Lewis Hamilton has got his bid to become the youngest-ever Formula 1 World Champion firmly back on-track, as he responded to his critics of the past week and banished his unhappy memories of Shanghai 2007 in perfect style – by destroying Ferrari's challenge to consummately prevail in the Chinese Grand Prix.
In a peerless performance, Hamilton took the chequered flag comfortably ahead of the Maranello duo of Felipe Massa
and Kimi Raikkonen, and as he celebrated on the podium afterwards in a rather more restrained fashion than usual, with a seven-point advantage over Massa heading into the final race of the campaign in two weeks' time, the McLaren-Mercedes star clearly knows that his destiny – and the 2008 drivers' crown – is now surely in his hands.

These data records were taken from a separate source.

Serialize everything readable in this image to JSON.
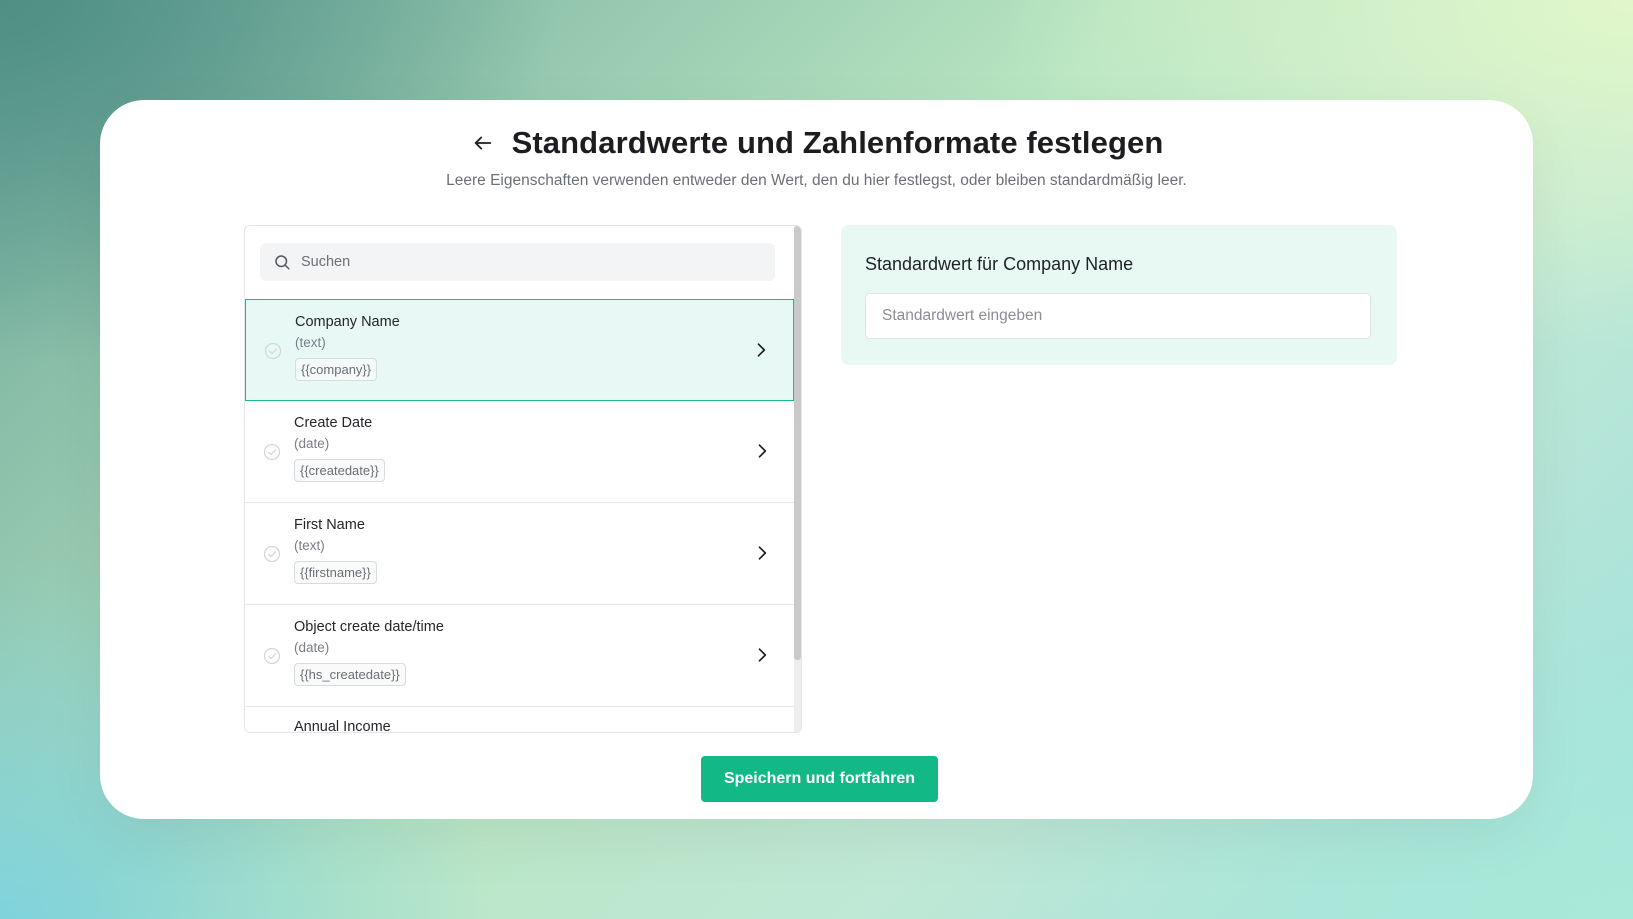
{
  "header": {
    "title": "Standardwerte und Zahlenformate festlegen",
    "subtitle": "Leere Eigenschaften verwenden entweder den Wert, den du hier festlegst, oder bleiben standardmäßig leer."
  },
  "search": {
    "placeholder": "Suchen"
  },
  "properties": [
    {
      "name": "Company Name",
      "type": "(text)",
      "token": "{{company}}",
      "selected": true
    },
    {
      "name": "Create Date",
      "type": "(date)",
      "token": "{{createdate}}",
      "selected": false
    },
    {
      "name": "First Name",
      "type": "(text)",
      "token": "{{firstname}}",
      "selected": false
    },
    {
      "name": "Object create date/time",
      "type": "(date)",
      "token": "{{hs_createdate}}",
      "selected": false
    },
    {
      "name": "Annual Income",
      "type": "",
      "token": "",
      "selected": false
    }
  ],
  "detail": {
    "label": "Standardwert für Company Name",
    "input_placeholder": "Standardwert eingeben"
  },
  "footer": {
    "save_label": "Speichern und fortfahren"
  },
  "colors": {
    "accent": "#12b886",
    "selected_bg": "#e8f8f5",
    "detail_bg": "#e8f8f3"
  },
  "icons": [
    "back-arrow-icon",
    "search-icon",
    "check-circle-icon",
    "chevron-right-icon"
  ]
}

Before the race got underway, though, there was all manner of questions sweeping the F1 paddock. Could Ferrari
overturn McLaren's advantage on race day as had been the case sometimes in the past, or would the cooler conditions hamper the Scuderia's
challenge? Would the forecast rain arrive during the race? Would Hamilton crack under the pressure? Would Massa..?

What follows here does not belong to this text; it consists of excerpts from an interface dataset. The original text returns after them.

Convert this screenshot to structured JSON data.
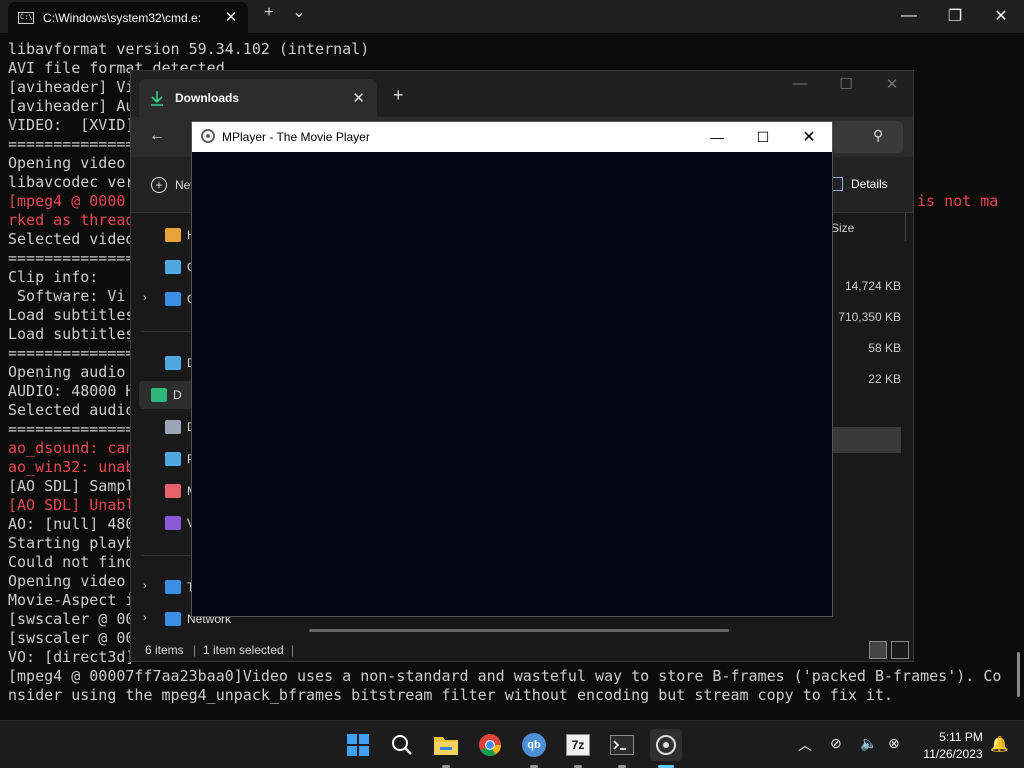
{
  "terminal": {
    "tab_title": "C:\\Windows\\system32\\cmd.e:",
    "new_tab_glyph": "+",
    "dropdown_glyph": "⌄",
    "lines": [
      {
        "text": "libavformat version 59.34.102 (internal)",
        "kind": "normal"
      },
      {
        "text": "AVI file format detected.",
        "kind": "normal"
      },
      {
        "text": "[aviheader] Vi",
        "kind": "normal"
      },
      {
        "text": "[aviheader] Au",
        "kind": "normal"
      },
      {
        "text": "VIDEO:  [XVID]",
        "kind": "normal"
      },
      {
        "text": "===============",
        "kind": "normal"
      },
      {
        "text": "Opening video",
        "kind": "normal"
      },
      {
        "text": "libavcodec ver",
        "kind": "normal"
      },
      {
        "text": "[mpeg4 @ 0000",
        "kind": "err",
        "tail": "is not ma"
      },
      {
        "text": "rked as thread",
        "kind": "err"
      },
      {
        "text": "Selected video",
        "kind": "normal"
      },
      {
        "text": "===============",
        "kind": "normal"
      },
      {
        "text": "Clip info:",
        "kind": "normal"
      },
      {
        "text": " Software: Vi",
        "kind": "normal"
      },
      {
        "text": "Load subtitles",
        "kind": "normal"
      },
      {
        "text": "Load subtitles",
        "kind": "normal"
      },
      {
        "text": "===============",
        "kind": "normal"
      },
      {
        "text": "Opening audio",
        "kind": "normal"
      },
      {
        "text": "AUDIO: 48000 H",
        "kind": "normal"
      },
      {
        "text": "Selected audio",
        "kind": "normal"
      },
      {
        "text": "===============",
        "kind": "normal"
      },
      {
        "text": "ao_dsound: can",
        "kind": "err"
      },
      {
        "text": "ao_win32: unab",
        "kind": "err"
      },
      {
        "text": "[AO SDL] Sampl",
        "kind": "normal"
      },
      {
        "text": "[AO SDL] Unabl",
        "kind": "err"
      },
      {
        "text": "AO: [null] 480",
        "kind": "normal"
      },
      {
        "text": "Starting playb",
        "kind": "normal"
      },
      {
        "text": "Could not find",
        "kind": "normal"
      },
      {
        "text": "Opening video",
        "kind": "normal"
      },
      {
        "text": "Movie-Aspect i",
        "kind": "normal"
      },
      {
        "text": "[swscaler @ 00",
        "kind": "normal"
      },
      {
        "text": "[swscaler @ 00",
        "kind": "normal"
      },
      {
        "text": "VO: [direct3d]",
        "kind": "normal"
      },
      {
        "text": "[mpeg4 @ 00007ff7aa23baa0]Video uses a non-standard and wasteful way to store B-frames ('packed B-frames'). Co",
        "kind": "normal"
      },
      {
        "text": "nsider using the mpeg4_unpack_bframes bitstream filter without encoding but stream copy to fix it.",
        "kind": "normal"
      }
    ]
  },
  "explorer": {
    "tab_title": "Downloads",
    "new_label": "New",
    "details_label": "Details",
    "size_header": "Size",
    "nav": [
      {
        "label": "H",
        "color": "#e8a33b"
      },
      {
        "label": "G",
        "color": "#4fa8e0"
      },
      {
        "label": "O",
        "color": "#3a8ee6",
        "chevron": true
      },
      {
        "label": "D",
        "color": "#4fa8e0"
      },
      {
        "label": "D",
        "color": "#2fb67a",
        "selected": true
      },
      {
        "label": "D",
        "color": "#9aa6b8"
      },
      {
        "label": "P",
        "color": "#4fa8e0"
      },
      {
        "label": "M",
        "color": "#e8606a"
      },
      {
        "label": "V",
        "color": "#8a5ad6"
      },
      {
        "label": "T",
        "color": "#3a8ee6",
        "chevron": true
      },
      {
        "label": "Network",
        "color": "#3a8ee6",
        "chevron": true
      }
    ],
    "sizes": [
      "14,724 KB",
      "710,350 KB",
      "58 KB",
      "22 KB"
    ],
    "status_items": "6 items",
    "status_selected": "1 item selected"
  },
  "mplayer": {
    "title": "MPlayer - The Movie Player"
  },
  "taskbar": {
    "apps": [
      "start-icon",
      "search-icon",
      "file-explorer-icon",
      "chrome-icon",
      "qbittorrent-icon",
      "7zip-icon",
      "terminal-icon",
      "mplayer-icon"
    ],
    "qb_label": "qb",
    "zip_label": "7z",
    "time": "5:11 PM",
    "date": "11/26/2023"
  }
}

Hamilton took the start on the harder tyres to both Ferraris' softer rubber, and there was to be no repeat of the pole-sitter's botched Fuji effort this time around, as the world championship leader made a textbook getaway to keep the dual scarlet threat at bay, and by the end of the opening lap he had already established a 1.1-second lead.

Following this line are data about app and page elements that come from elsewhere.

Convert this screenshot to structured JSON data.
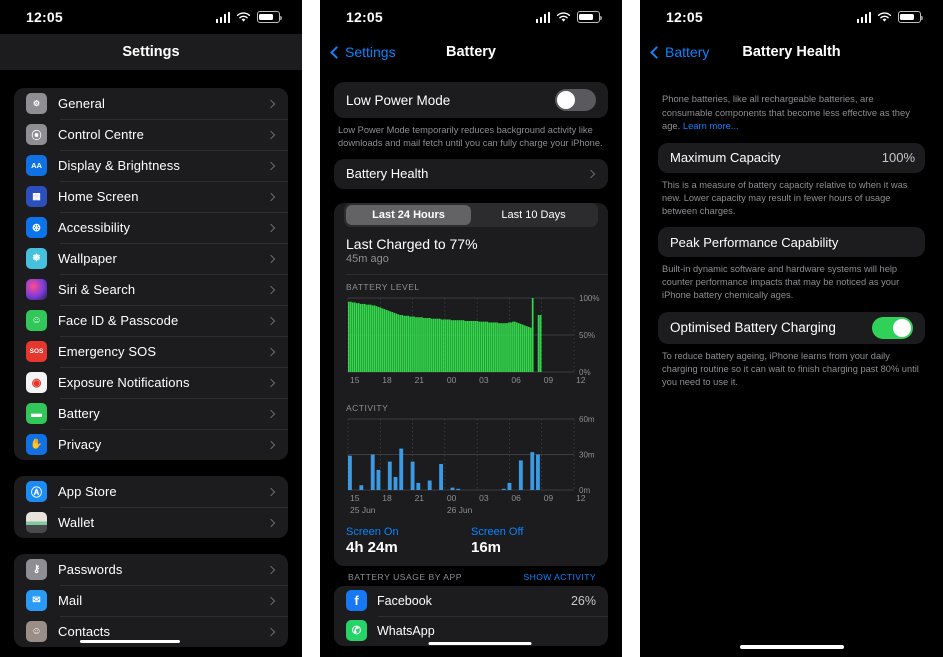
{
  "status_bar": {
    "time": "12:05",
    "signal_icon": "cellular-signal-icon",
    "wifi_icon": "wifi-icon",
    "battery_icon": "battery-icon"
  },
  "panel_settings": {
    "title": "Settings",
    "groups": [
      {
        "items": [
          {
            "label": "General",
            "icon": "gear-icon",
            "color": "#8e8e93",
            "glyph": "⚙"
          },
          {
            "label": "Control Centre",
            "icon": "control-centre-icon",
            "color": "#8e8e93",
            "glyph": "☷"
          },
          {
            "label": "Display & Brightness",
            "icon": "display-brightness-icon",
            "color": "#1071e5",
            "glyph": "AA"
          },
          {
            "label": "Home Screen",
            "icon": "home-screen-icon",
            "color": "#2c4fbe",
            "glyph": "☷"
          },
          {
            "label": "Accessibility",
            "icon": "accessibility-icon",
            "color": "#0a74e8",
            "glyph": "ⓝ"
          },
          {
            "label": "Wallpaper",
            "icon": "wallpaper-icon",
            "color": "#45c1dd",
            "glyph": "❀"
          },
          {
            "label": "Siri & Search",
            "icon": "siri-icon",
            "color": "#2b2b3a",
            "glyph": ""
          },
          {
            "label": "Face ID & Passcode",
            "icon": "face-id-icon",
            "color": "#32c759",
            "glyph": "☺"
          },
          {
            "label": "Emergency SOS",
            "icon": "emergency-sos-icon",
            "color": "#e5372e",
            "glyph": "SOS"
          },
          {
            "label": "Exposure Notifications",
            "icon": "exposure-notifications-icon",
            "color": "#f5f5f5",
            "glyph": "◉"
          },
          {
            "label": "Battery",
            "icon": "battery-icon",
            "color": "#32c759",
            "glyph": "▭"
          },
          {
            "label": "Privacy",
            "icon": "privacy-icon",
            "color": "#1071e5",
            "glyph": "✋"
          }
        ]
      },
      {
        "items": [
          {
            "label": "App Store",
            "icon": "app-store-icon",
            "color": "#1b8cf3",
            "glyph": "A"
          },
          {
            "label": "Wallet",
            "icon": "wallet-icon",
            "color": "#3a3a3c",
            "glyph": "▮"
          }
        ]
      },
      {
        "items": [
          {
            "label": "Passwords",
            "icon": "passwords-icon",
            "color": "#8e8e93",
            "glyph": "⚷"
          },
          {
            "label": "Mail",
            "icon": "mail-icon",
            "color": "#2a9bf5",
            "glyph": "✉"
          },
          {
            "label": "Contacts",
            "icon": "contacts-icon",
            "color": "#9b8e86",
            "glyph": "☺"
          }
        ]
      }
    ]
  },
  "panel_battery": {
    "back_label": "Settings",
    "title": "Battery",
    "low_power_mode": {
      "label": "Low Power Mode",
      "enabled": false
    },
    "low_power_mode_footnote": "Low Power Mode temporarily reduces background activity like downloads and mail fetch until you can fully charge your iPhone.",
    "battery_health_row": "Battery Health",
    "segments": [
      "Last 24 Hours",
      "Last 10 Days"
    ],
    "selected_segment": "Last 24 Hours",
    "last_charged_title": "Last Charged to 77%",
    "last_charged_sub": "45m ago",
    "screen_on": {
      "label": "Screen On",
      "value": "4h 24m"
    },
    "screen_off": {
      "label": "Screen Off",
      "value": "16m"
    },
    "usage_header": "BATTERY USAGE BY APP",
    "show_activity": "SHOW ACTIVITY",
    "apps": [
      {
        "name": "Facebook",
        "percent": "26%",
        "color": "#1877f2",
        "glyph": "f"
      },
      {
        "name": "WhatsApp",
        "percent": "",
        "color": "#25d366",
        "glyph": "✆"
      }
    ]
  },
  "panel_battery_health": {
    "back_label": "Battery",
    "title": "Battery Health",
    "intro": "Phone batteries, like all rechargeable batteries, are consumable components that become less effective as they age.",
    "intro_link": "Learn more...",
    "maximum_capacity": {
      "label": "Maximum Capacity",
      "value": "100%"
    },
    "maximum_capacity_footnote": "This is a measure of battery capacity relative to when it was new. Lower capacity may result in fewer hours of usage between charges.",
    "peak_performance": {
      "label": "Peak Performance Capability"
    },
    "peak_performance_footnote": "Built-in dynamic software and hardware systems will help counter performance impacts that may be noticed as your iPhone battery chemically ages.",
    "optimised_charging": {
      "label": "Optimised Battery Charging",
      "enabled": true
    },
    "optimised_charging_footnote": "To reduce battery ageing, iPhone learns from your daily charging routine so it can wait to finish charging past 80% until you need to use it."
  },
  "chart_data": [
    {
      "type": "area",
      "title": "BATTERY LEVEL",
      "xlabel": "",
      "ylabel": "",
      "ylim": [
        0,
        100
      ],
      "ytick_labels": [
        "100%",
        "50%",
        "0%"
      ],
      "xtick_labels": [
        "15",
        "18",
        "21",
        "00",
        "03",
        "06",
        "09",
        "12"
      ],
      "color": "#32d74b",
      "grid": true,
      "values": [
        95,
        95,
        94,
        94,
        93,
        93,
        92,
        92,
        92,
        91,
        91,
        91,
        90,
        90,
        89,
        88,
        87,
        86,
        85,
        84,
        83,
        82,
        81,
        80,
        79,
        78,
        77,
        77,
        76,
        76,
        76,
        75,
        75,
        75,
        74,
        74,
        74,
        74,
        73,
        73,
        73,
        73,
        72,
        72,
        72,
        72,
        72,
        71,
        71,
        71,
        71,
        71,
        70,
        70,
        70,
        70,
        70,
        70,
        70,
        69,
        69,
        69,
        69,
        69,
        69,
        69,
        68,
        68,
        68,
        68,
        68,
        67,
        67,
        67,
        67,
        67,
        66,
        66,
        66,
        66,
        66,
        67,
        67,
        68,
        68,
        67,
        66,
        65,
        64,
        63,
        62,
        61,
        60,
        100,
        0,
        0,
        77,
        77
      ]
    },
    {
      "type": "bar",
      "title": "ACTIVITY",
      "xlabel": "",
      "ylabel": "",
      "ylim": [
        0,
        60
      ],
      "ytick_labels": [
        "60m",
        "30m",
        "0m"
      ],
      "xtick_labels": [
        "15",
        "18",
        "21",
        "00",
        "03",
        "06",
        "09",
        "12"
      ],
      "date_labels": [
        "25 Jun",
        "26 Jun"
      ],
      "color": "#3b9ae1",
      "grid": true,
      "values": [
        29,
        0,
        4,
        0,
        30,
        17,
        0,
        24,
        11,
        35,
        0,
        24,
        6,
        0,
        8,
        0,
        22,
        0,
        2,
        1,
        0,
        0,
        0,
        0,
        0,
        0,
        0,
        1,
        6,
        0,
        25,
        0,
        32,
        30
      ]
    }
  ]
}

Behind the leading trio, a feisty Heikki Kovalainen
in the sister McLaren
tried to go around the outside of both Fernando Alonso
and Massa, and whilst he gutsily stole fourth spot from the former, the Spaniard was in no mood to give up without a fight, taking advantage of Kovalainen running slightly wide further on around the opening lap to pull alongside again – and prove that if Renault
had straight-line speed issues earlier in the year, they have now been assuredly cured, as he out-dragged the Finn down into the final hairpin to reclaim the place.
There were less good fortunes, however, for former Alonso's team-mate Jarno Trulli, whose Toyota
was tagged into the first corner by the Scuderia Toro Rosso
of Sébastien Bourdais, tipping the Italian into a spin and – just over a lap later – also into retirement, the right-hand sidepod on his TF108 having suffered terminal damage.
With Bourdais dropping back to 18th position following the coming-together, the two BMW-Saubers were the main winners, Nick Heidfeld
and Robert Kubica
each gaining three places to run sixth and eighth respectively, sandwiching the second STR of Sebastian Vettel, with Nelsinho Piquet and the fast-starting Honda of compatriot Rubens Barrichello
completing the early top ten.
Hamilton's margin at the front, meanwhile, was 1.9 seconds at the end of lap two and 2.7 seconds a lap later still – with 4.8 seconds in-hand over Massa. Fastest lap would continue to drive home his advantage, as Kovalainen struggled further back, a full 15 seconds shy of his team-mate eight laps in as he grappled with braking issues, with smoke having been seen peeling off his McLaren
on the grid.
Further back, Mark Webber
was the man on the move, forcing his way past both Barrichello and Piquet and closer to the points as he endeavoured to regain ground following his qualifying penalty for an engine change, whilst ten laps in Raikkonen finally pegged Hamilton's lead, reducing the gap to just shy of four seconds as with his tyre-graining phase seemingly over, the reigning world champion looked to try and bring himself into play.